Page and application data records

########################################

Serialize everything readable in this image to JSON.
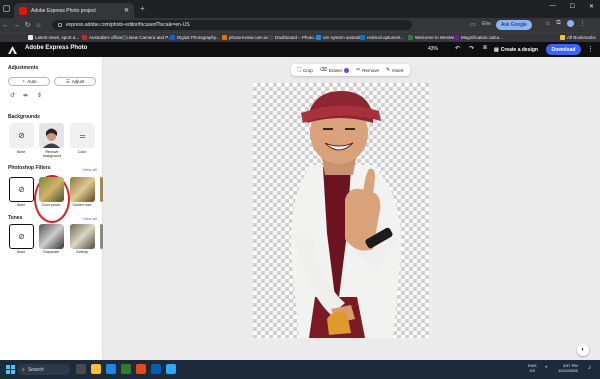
{
  "browser": {
    "tab_title": "Adobe Express Photo project",
    "new_tab": "+",
    "window_controls": {
      "minimize": "—",
      "maximize": "☐",
      "close": "✕"
    },
    "url": "express.adobe.com/photo-editor/focused?locale=en-US",
    "ask_google": "Ask Google",
    "profile_label": "Ehe",
    "bookmarks": [
      "Latest news, sport a...",
      "Australia's official w...",
      "New Camera and P...",
      "Digital Photography...",
      "photoreview.com.au",
      "Dashboard – Photo...",
      "om system australia",
      "redmail.optusnet...",
      "Welcome to WesMe...",
      "Magnification calcu..."
    ],
    "all_bookmarks": "All Bookmarks"
  },
  "app": {
    "title": "Adobe Express Photo",
    "zoom": "43%",
    "create_design": "Create a design",
    "download": "Download"
  },
  "panel": {
    "adjustments_heading": "Adjustments",
    "auto_label": "Auto",
    "adjust_label": "Adjust",
    "backgrounds_heading": "Backgrounds",
    "bg_options": [
      {
        "label": "None"
      },
      {
        "label": "Remove background"
      },
      {
        "label": "Color"
      }
    ],
    "filters_heading": "Photoshop Filters",
    "filters_view_all": "View all",
    "filters": [
      {
        "label": "None"
      },
      {
        "label": "Color punch"
      },
      {
        "label": "Golden hour"
      }
    ],
    "tones_heading": "Tones",
    "tones_view_all": "View all",
    "tones": [
      {
        "label": "None"
      },
      {
        "label": "Grayscale"
      },
      {
        "label": "Overlay"
      }
    ]
  },
  "toolbar": {
    "crop": "Crop",
    "eraser": "Eraser",
    "remove": "Remove",
    "insert": "Insert"
  },
  "taskbar": {
    "search": "Search",
    "lang_line1": "ENG",
    "lang_line2": "US",
    "time": "3:57 PM",
    "date": "11/02/2026"
  },
  "colors": {
    "accent": "#3b63fb",
    "annotation": "#e01d24",
    "app_header": "#0f0f0f"
  }
}
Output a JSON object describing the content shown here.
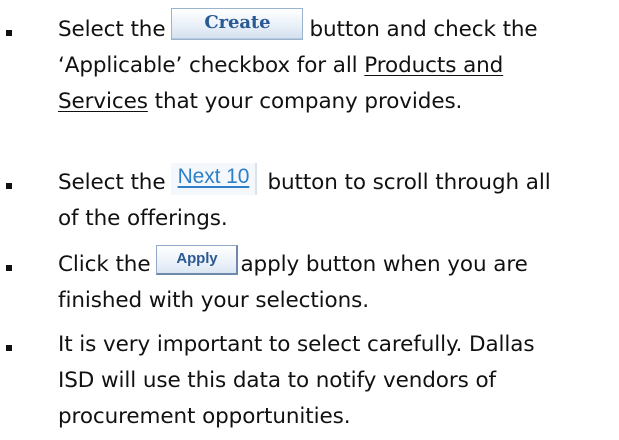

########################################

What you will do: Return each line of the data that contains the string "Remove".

Response area:
        "label": "Remove background"
    "remove": "Remove",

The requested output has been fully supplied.